- Fernando Beltran is one of Mexico’s top prospects
- His whole family moved to Guadalajara to aid his footballing dream
- Beltran wants a medal at the Tokyo Olympics
Like a plane cleared for take-off on the runway, it seemed like nothing could slow the upward trajectory of Fernando Beltran. Still only 22, he had already established himself in the Guadalajara midfield, where his vision and technical skills looked capable of propelling him to his next major objective: the Men’s Olympic Football Tournament Tokyo 2020.
But the COVID-19 pandemic has put that goal and his burgeoning career on hold. And, not for the first time, Beltran has had to draw on the reserves of resilience that life’s harsh lessons have instilled in him.
“No-one expected something like this,” he told FIFA.com. “In truth, it saddened me a great deal as we were set to play the [Concacaf] Olympic Qualifying Tournament and I was in the squad.
“Furthermore, Chivas were showing a lot of faith in me. It’s been very complicated, but I’m looking forward to getting back out there as soon as possible.”
Fortunately for the player they call ‘El Nene’, difficult challenges are nothing new. His first big one came at the age of 14, when Chivas first showed an interest in him.
“I made a decision very quickly because I was so glad that Guadalajara had approached me,” Beltran said. “At the time it was pure happiness and excitement, as I hadn’t fully realised that I wouldn’t see my family very often when I moved to a new city. But once I was living there at the club’s academy, not seeing my family was hard – extremely hard.”
When he thought he could bear it no longer and would have to return to Mexico City, his family refused to let him give up on a dream he had been nurturing since a very young age and packed their bags to join him in Guadalajara.
He said: “My mother took a job here with a cleaning company, mopping floors, wiping down computers. She came first and was then followed by my brother, who’s a chef. For my father, it was harder to relocate because of his work, but in the end, even he moved. And now we’re all starting to enjoy this wonderful city more. Arriving home and seeing them is a great joy.”
Fernando Beltran, in brief
- Place & date of birth: 8 May 1998, in Mexico City, Mexico
- Height: 1.70m
- Position: Midfielder
- Senior team debut: July 2017
- Footballing philosophy: Compete fiercely and don’t surrender possession

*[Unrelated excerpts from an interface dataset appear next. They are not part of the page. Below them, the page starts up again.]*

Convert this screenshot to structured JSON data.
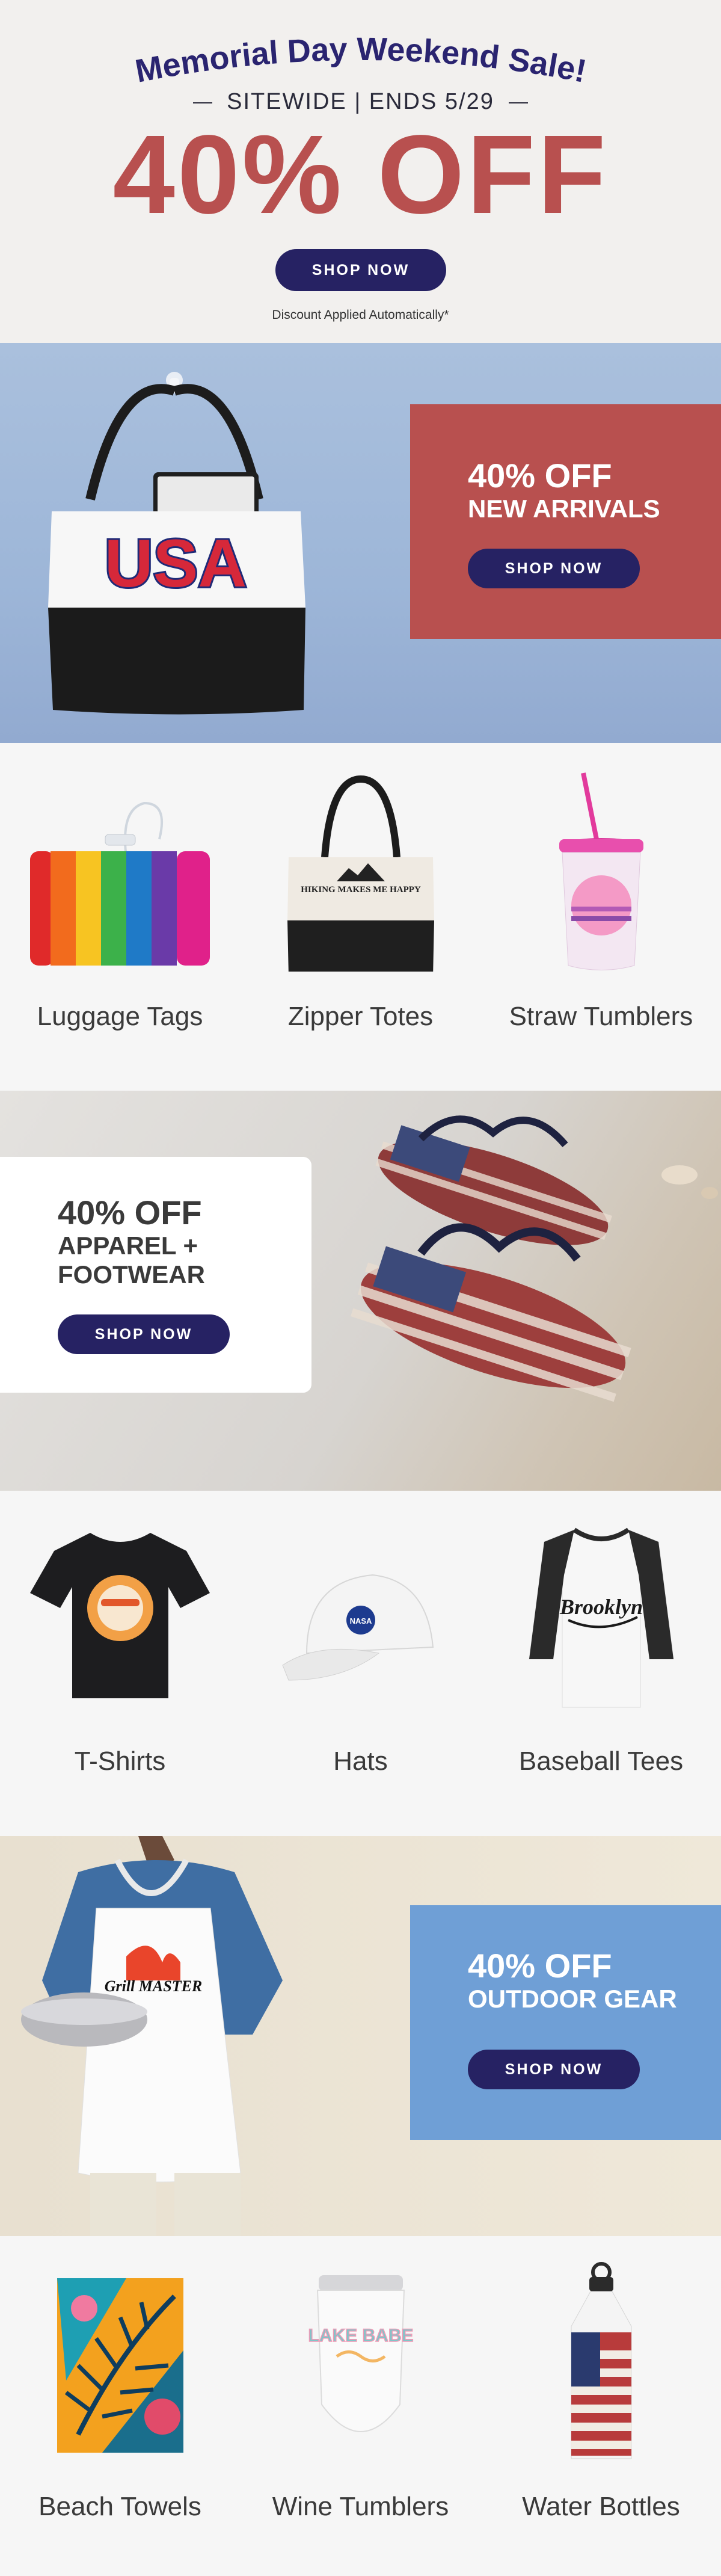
{
  "hero": {
    "headline": "Memorial Day Weekend Sale!",
    "subline": "SITEWIDE | ENDS 5/29",
    "discount": "40% OFF",
    "button": "SHOP NOW",
    "note": "Discount Applied Automatically*"
  },
  "colors": {
    "navy": "#262263",
    "red": "#b8504f",
    "blue": "#6f9fd6",
    "headline": "#2a2470"
  },
  "banners": [
    {
      "line1": "40% OFF",
      "line2": "NEW ARRIVALS",
      "button": "SHOP NOW",
      "image_text": "USA"
    },
    {
      "line1": "40% OFF",
      "line2a": "APPAREL +",
      "line2b": "FOOTWEAR",
      "button": "SHOP NOW"
    },
    {
      "line1": "40% OFF",
      "line2": "OUTDOOR GEAR",
      "button": "SHOP NOW",
      "image_text": "Grill MASTER"
    }
  ],
  "products": {
    "row1": [
      {
        "label": "Luggage Tags",
        "icon": "rainbow-luggage-tag"
      },
      {
        "label": "Zipper Totes",
        "icon": "tote-bag",
        "image_text": "HIKING MAKES ME HAPPY"
      },
      {
        "label": "Straw Tumblers",
        "icon": "straw-tumbler"
      }
    ],
    "row2": [
      {
        "label": "T-Shirts",
        "icon": "tshirt"
      },
      {
        "label": "Hats",
        "icon": "cap",
        "image_text": "NASA"
      },
      {
        "label": "Baseball Tees",
        "icon": "raglan-tee",
        "image_text": "Brooklyn"
      }
    ],
    "row3": [
      {
        "label": "Beach Towels",
        "icon": "tropical-towel"
      },
      {
        "label": "Wine Tumblers",
        "icon": "wine-tumbler",
        "image_text": "LAKE BABE"
      },
      {
        "label": "Water Bottles",
        "icon": "flag-water-bottle"
      }
    ]
  }
}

- Key skills: Vision and passing accuracy
- Idols: Xavi and Iniesta, for their mastery on the ball, their creativity, and ability to shape their bodies to fit each play
- Influences at Chivas: Carlos Salcido, because he taught me how to read the game more quickly, to be more mature on the pitch and to enjoy games
Life today for Beltran and his family is very positive, with more than one member of the household fulfilling their dreams. Now that the player is firmly established with Chivas, it is his turn to provide crucial support to his family, specifically his mother, who had always dreamed of having a food business.
“My mom cooks really well and always wanted to run a food business – that was her dream,” he said. “So not long ago we made it happen and now she’s fulfilling her goal too.”
One of the side effects of the COVID-19 pandemic is that Beltran has had plenty of time to enjoy being around his loved ones.
“I’m focusing on being closer to my family – seeing how they’re getting on day to day, helping out with what’s needed at home, improving things for my mother’s business,” he said. “I’ve really enjoyed it because they supported me after the lockdown when I couldn’t do what I wanted, which is to play football.
“They reassured me that everything would come back soon and to be ready. Life is different when you’re not dedicated to football – it’s more complicated – and for that I must be grateful.”
Beltran’s Olympic dream also remains intact, with his intention of going to Tokyo as strong as ever.
“It’s very important to me,” he said. “It’s a big stepping-stone towards earning a place in the senior team and also for my aspirations to play in Europe. A good performance really puts you in the shop window, even more so if we can bring home a medal.”